Measurements taken by the aircraft during Operation IceBridge would set up a baseline for understanding the satellite’s data. The aircraft would fly under the satellite and over the Arctic, measuring the same area at the same time.
But now, the eight-week deployment will likely be cut down to five weeks or less, thus limiting the amount of data the plane can collect. “And things are going to have to fall into place quickly for that [timeline] to happen,” Sonntag said.
At this time of year, he said, scientists, leaders at NASA headquarters and the people who operate the aircraft need to be working closely together every day. But now they’re unable even to talk to each other because so many employees have been furloughed.
“We can’t solve problems as they come up. We can’t even begin to integrate our instrumentation with the aircraft until the furlough’s ended. That takes many weeks to get that done, a long, careful process, and we can’t even start,” Sonntag said.
“That’s a big loss to the American taxpayer,” he said. ICESat-2 is a $1 billion investment, and it will only operate for a limited amount of time.
“The clock is ticking on ICESat-2,” he said. “Spacecraft don’t last forever. The more time we go without that spacecraft being fully calibrated, the less value we’re getting out of it.”
“We’ve been working on this for a couple of decades now, so we’re at a critical point,” he said. “And it’s quite frustrating.”
The clock is also ticking on sea ice itself. Sea ice is usually at its maximum extent and thickness in the month of March, making it the “prime time” to measure it. Even if the mission resumes soon, scientists will likely only have the last week of March to perform these calculations.
“This year, because of the shutdown, we have largely lost our ability to measure that icepack at its maximum extent,” Sonntag said. And without calibrating the satellite, they may not be able to interpret other data on sea ice that the spacecraft has collected this winter.
NASA’s work in the Arctic is particularly important right now because sea ice in the north is melting at a surprisingly fast rate and the majority of that melt has happened “really during the last several years,” he said. Data collected now can help scientists understand what these rapid changes mean for the Arctic and for the rest of the globe.
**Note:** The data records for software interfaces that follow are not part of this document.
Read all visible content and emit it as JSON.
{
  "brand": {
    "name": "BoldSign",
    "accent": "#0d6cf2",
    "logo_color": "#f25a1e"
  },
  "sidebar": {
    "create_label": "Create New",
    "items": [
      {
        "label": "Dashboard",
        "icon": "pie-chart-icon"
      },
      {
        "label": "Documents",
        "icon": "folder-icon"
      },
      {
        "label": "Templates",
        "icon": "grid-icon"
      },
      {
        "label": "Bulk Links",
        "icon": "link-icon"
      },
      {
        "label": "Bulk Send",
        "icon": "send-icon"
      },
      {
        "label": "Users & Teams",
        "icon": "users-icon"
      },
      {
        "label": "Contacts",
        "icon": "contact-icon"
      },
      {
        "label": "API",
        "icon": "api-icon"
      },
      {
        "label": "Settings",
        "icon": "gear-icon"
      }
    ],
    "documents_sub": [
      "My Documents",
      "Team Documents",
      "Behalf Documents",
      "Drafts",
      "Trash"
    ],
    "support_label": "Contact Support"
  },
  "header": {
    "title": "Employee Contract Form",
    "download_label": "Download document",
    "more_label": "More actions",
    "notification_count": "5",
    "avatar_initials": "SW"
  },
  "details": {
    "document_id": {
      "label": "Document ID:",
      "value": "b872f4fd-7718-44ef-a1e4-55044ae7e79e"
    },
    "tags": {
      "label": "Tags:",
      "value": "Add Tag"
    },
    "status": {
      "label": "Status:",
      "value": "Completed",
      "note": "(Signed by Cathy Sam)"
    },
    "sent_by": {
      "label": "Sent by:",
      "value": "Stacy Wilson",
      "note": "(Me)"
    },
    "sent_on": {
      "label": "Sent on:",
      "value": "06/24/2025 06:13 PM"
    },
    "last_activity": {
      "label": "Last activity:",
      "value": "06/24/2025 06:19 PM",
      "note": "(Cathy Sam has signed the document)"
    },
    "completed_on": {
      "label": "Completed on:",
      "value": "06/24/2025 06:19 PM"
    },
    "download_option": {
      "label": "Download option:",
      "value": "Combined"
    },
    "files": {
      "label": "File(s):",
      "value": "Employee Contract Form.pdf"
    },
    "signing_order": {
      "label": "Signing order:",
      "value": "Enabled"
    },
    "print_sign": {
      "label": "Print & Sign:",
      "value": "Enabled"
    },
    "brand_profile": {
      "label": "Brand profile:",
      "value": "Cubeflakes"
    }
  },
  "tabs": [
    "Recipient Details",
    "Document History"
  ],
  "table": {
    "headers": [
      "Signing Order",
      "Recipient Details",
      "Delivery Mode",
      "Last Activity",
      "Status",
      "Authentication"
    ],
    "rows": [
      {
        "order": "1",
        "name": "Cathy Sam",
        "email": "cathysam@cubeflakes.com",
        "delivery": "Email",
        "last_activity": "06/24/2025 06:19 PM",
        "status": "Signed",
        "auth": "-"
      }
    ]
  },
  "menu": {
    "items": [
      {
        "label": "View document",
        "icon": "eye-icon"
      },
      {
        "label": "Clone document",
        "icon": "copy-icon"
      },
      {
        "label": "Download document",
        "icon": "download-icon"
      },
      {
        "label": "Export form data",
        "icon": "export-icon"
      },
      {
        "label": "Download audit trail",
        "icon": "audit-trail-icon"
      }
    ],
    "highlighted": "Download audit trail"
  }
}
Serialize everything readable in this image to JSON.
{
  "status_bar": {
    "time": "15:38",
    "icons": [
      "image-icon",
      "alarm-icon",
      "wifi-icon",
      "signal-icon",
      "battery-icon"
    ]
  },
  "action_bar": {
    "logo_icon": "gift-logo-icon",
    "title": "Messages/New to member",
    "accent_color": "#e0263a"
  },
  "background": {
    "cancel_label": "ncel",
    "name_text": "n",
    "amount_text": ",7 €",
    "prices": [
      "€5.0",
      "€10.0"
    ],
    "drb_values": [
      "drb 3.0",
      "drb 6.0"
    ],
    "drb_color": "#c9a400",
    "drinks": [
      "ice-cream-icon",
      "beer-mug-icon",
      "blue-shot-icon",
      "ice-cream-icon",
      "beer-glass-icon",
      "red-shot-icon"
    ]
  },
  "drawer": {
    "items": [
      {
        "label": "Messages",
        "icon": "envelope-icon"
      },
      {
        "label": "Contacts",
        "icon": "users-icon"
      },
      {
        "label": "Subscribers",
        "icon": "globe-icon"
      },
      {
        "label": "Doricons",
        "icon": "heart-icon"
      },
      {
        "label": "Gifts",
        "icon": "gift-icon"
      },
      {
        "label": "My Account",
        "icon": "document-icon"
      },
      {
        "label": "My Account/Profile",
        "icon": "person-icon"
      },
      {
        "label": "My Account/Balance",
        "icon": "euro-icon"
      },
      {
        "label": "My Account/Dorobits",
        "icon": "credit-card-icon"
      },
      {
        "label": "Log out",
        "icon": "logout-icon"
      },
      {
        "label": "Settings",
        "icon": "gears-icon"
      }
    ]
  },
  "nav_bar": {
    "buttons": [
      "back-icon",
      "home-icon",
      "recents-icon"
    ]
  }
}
Delaying or cancelling that data collection altogether could result in long-lasting gaps in their knowledge.
There are other ways to try to calibrate the satellite’s data, but the plane is the most reliable way to do it, Sonntag said, because NASA has fine-tuned its measurements over the past decade.
“IceBridge and the spacecraft are meant to work together — that was the plan all along,” he said.
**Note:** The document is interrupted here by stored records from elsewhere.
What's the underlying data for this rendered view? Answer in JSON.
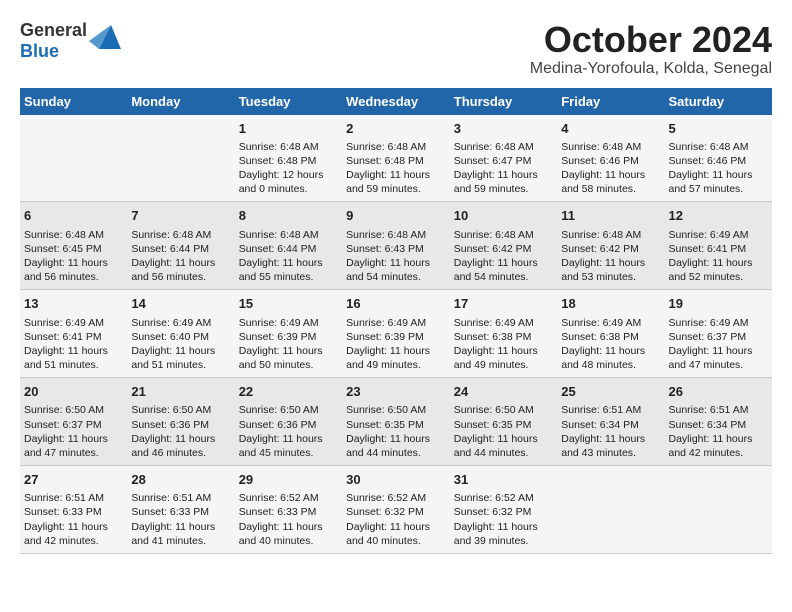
{
  "logo": {
    "general": "General",
    "blue": "Blue"
  },
  "title": "October 2024",
  "subtitle": "Medina-Yorofoula, Kolda, Senegal",
  "headers": [
    "Sunday",
    "Monday",
    "Tuesday",
    "Wednesday",
    "Thursday",
    "Friday",
    "Saturday"
  ],
  "weeks": [
    [
      {
        "day": "",
        "info": ""
      },
      {
        "day": "",
        "info": ""
      },
      {
        "day": "1",
        "info": "Sunrise: 6:48 AM\nSunset: 6:48 PM\nDaylight: 12 hours\nand 0 minutes."
      },
      {
        "day": "2",
        "info": "Sunrise: 6:48 AM\nSunset: 6:48 PM\nDaylight: 11 hours\nand 59 minutes."
      },
      {
        "day": "3",
        "info": "Sunrise: 6:48 AM\nSunset: 6:47 PM\nDaylight: 11 hours\nand 59 minutes."
      },
      {
        "day": "4",
        "info": "Sunrise: 6:48 AM\nSunset: 6:46 PM\nDaylight: 11 hours\nand 58 minutes."
      },
      {
        "day": "5",
        "info": "Sunrise: 6:48 AM\nSunset: 6:46 PM\nDaylight: 11 hours\nand 57 minutes."
      }
    ],
    [
      {
        "day": "6",
        "info": "Sunrise: 6:48 AM\nSunset: 6:45 PM\nDaylight: 11 hours\nand 56 minutes."
      },
      {
        "day": "7",
        "info": "Sunrise: 6:48 AM\nSunset: 6:44 PM\nDaylight: 11 hours\nand 56 minutes."
      },
      {
        "day": "8",
        "info": "Sunrise: 6:48 AM\nSunset: 6:44 PM\nDaylight: 11 hours\nand 55 minutes."
      },
      {
        "day": "9",
        "info": "Sunrise: 6:48 AM\nSunset: 6:43 PM\nDaylight: 11 hours\nand 54 minutes."
      },
      {
        "day": "10",
        "info": "Sunrise: 6:48 AM\nSunset: 6:42 PM\nDaylight: 11 hours\nand 54 minutes."
      },
      {
        "day": "11",
        "info": "Sunrise: 6:48 AM\nSunset: 6:42 PM\nDaylight: 11 hours\nand 53 minutes."
      },
      {
        "day": "12",
        "info": "Sunrise: 6:49 AM\nSunset: 6:41 PM\nDaylight: 11 hours\nand 52 minutes."
      }
    ],
    [
      {
        "day": "13",
        "info": "Sunrise: 6:49 AM\nSunset: 6:41 PM\nDaylight: 11 hours\nand 51 minutes."
      },
      {
        "day": "14",
        "info": "Sunrise: 6:49 AM\nSunset: 6:40 PM\nDaylight: 11 hours\nand 51 minutes."
      },
      {
        "day": "15",
        "info": "Sunrise: 6:49 AM\nSunset: 6:39 PM\nDaylight: 11 hours\nand 50 minutes."
      },
      {
        "day": "16",
        "info": "Sunrise: 6:49 AM\nSunset: 6:39 PM\nDaylight: 11 hours\nand 49 minutes."
      },
      {
        "day": "17",
        "info": "Sunrise: 6:49 AM\nSunset: 6:38 PM\nDaylight: 11 hours\nand 49 minutes."
      },
      {
        "day": "18",
        "info": "Sunrise: 6:49 AM\nSunset: 6:38 PM\nDaylight: 11 hours\nand 48 minutes."
      },
      {
        "day": "19",
        "info": "Sunrise: 6:49 AM\nSunset: 6:37 PM\nDaylight: 11 hours\nand 47 minutes."
      }
    ],
    [
      {
        "day": "20",
        "info": "Sunrise: 6:50 AM\nSunset: 6:37 PM\nDaylight: 11 hours\nand 47 minutes."
      },
      {
        "day": "21",
        "info": "Sunrise: 6:50 AM\nSunset: 6:36 PM\nDaylight: 11 hours\nand 46 minutes."
      },
      {
        "day": "22",
        "info": "Sunrise: 6:50 AM\nSunset: 6:36 PM\nDaylight: 11 hours\nand 45 minutes."
      },
      {
        "day": "23",
        "info": "Sunrise: 6:50 AM\nSunset: 6:35 PM\nDaylight: 11 hours\nand 44 minutes."
      },
      {
        "day": "24",
        "info": "Sunrise: 6:50 AM\nSunset: 6:35 PM\nDaylight: 11 hours\nand 44 minutes."
      },
      {
        "day": "25",
        "info": "Sunrise: 6:51 AM\nSunset: 6:34 PM\nDaylight: 11 hours\nand 43 minutes."
      },
      {
        "day": "26",
        "info": "Sunrise: 6:51 AM\nSunset: 6:34 PM\nDaylight: 11 hours\nand 42 minutes."
      }
    ],
    [
      {
        "day": "27",
        "info": "Sunrise: 6:51 AM\nSunset: 6:33 PM\nDaylight: 11 hours\nand 42 minutes."
      },
      {
        "day": "28",
        "info": "Sunrise: 6:51 AM\nSunset: 6:33 PM\nDaylight: 11 hours\nand 41 minutes."
      },
      {
        "day": "29",
        "info": "Sunrise: 6:52 AM\nSunset: 6:33 PM\nDaylight: 11 hours\nand 40 minutes."
      },
      {
        "day": "30",
        "info": "Sunrise: 6:52 AM\nSunset: 6:32 PM\nDaylight: 11 hours\nand 40 minutes."
      },
      {
        "day": "31",
        "info": "Sunrise: 6:52 AM\nSunset: 6:32 PM\nDaylight: 11 hours\nand 39 minutes."
      },
      {
        "day": "",
        "info": ""
      },
      {
        "day": "",
        "info": ""
      }
    ]
  ]
}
This isn’t the first time a shutdown has impinged upon NASA’s work. In 2013, a mission that was supposed to last six weeks was cut down to nine days, Science reported when it broke this story. And that shutdown lasted only 16 days; the 2019 budget battle is now entering its fifth week.
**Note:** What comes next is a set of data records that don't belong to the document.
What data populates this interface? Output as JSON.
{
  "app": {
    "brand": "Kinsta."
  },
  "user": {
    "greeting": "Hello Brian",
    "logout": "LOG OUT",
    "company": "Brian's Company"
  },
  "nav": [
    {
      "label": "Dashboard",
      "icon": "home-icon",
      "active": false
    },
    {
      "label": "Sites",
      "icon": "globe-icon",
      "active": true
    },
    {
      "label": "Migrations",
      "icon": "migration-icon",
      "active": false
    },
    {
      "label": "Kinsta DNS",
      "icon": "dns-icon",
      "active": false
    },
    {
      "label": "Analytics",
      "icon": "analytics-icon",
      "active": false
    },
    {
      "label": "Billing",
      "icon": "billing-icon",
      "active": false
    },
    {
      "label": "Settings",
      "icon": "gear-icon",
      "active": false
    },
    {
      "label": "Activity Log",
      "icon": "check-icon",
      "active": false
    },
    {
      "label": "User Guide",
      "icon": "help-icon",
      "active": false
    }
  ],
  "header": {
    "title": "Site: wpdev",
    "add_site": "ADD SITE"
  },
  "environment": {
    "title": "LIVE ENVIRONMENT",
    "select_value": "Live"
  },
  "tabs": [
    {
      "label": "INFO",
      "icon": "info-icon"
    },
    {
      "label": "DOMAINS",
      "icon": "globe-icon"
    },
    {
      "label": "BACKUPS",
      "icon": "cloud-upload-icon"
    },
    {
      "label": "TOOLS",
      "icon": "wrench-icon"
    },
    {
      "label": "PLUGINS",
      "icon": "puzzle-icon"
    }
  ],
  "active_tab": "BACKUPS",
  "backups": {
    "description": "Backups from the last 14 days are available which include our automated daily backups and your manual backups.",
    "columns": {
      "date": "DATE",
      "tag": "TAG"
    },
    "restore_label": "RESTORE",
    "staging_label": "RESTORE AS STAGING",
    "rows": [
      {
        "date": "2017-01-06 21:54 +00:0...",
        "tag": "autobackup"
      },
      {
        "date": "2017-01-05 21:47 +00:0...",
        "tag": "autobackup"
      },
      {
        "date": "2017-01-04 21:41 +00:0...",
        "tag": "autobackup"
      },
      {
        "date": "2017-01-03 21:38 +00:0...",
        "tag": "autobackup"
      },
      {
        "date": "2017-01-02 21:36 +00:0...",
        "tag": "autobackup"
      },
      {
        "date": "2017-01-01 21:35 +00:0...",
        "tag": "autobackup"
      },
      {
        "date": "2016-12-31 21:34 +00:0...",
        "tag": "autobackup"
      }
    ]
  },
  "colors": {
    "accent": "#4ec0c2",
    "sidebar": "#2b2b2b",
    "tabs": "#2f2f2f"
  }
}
It’s not just NASA researchers affected by the partial shutdown. Recently, the American Meteorological Society held its big annual meeting. No furloughed researchers, including those at NOAA and other agencies, were allowed to attend.
“To a scientist, that’s where things happen,” Sonntag said. “That’s where we exchange our ideas and our research. A lot of that just didn’t happen at AMS because of the shutdown, and that’s a real shame.”
“The knowledge like that, you can’t get back.”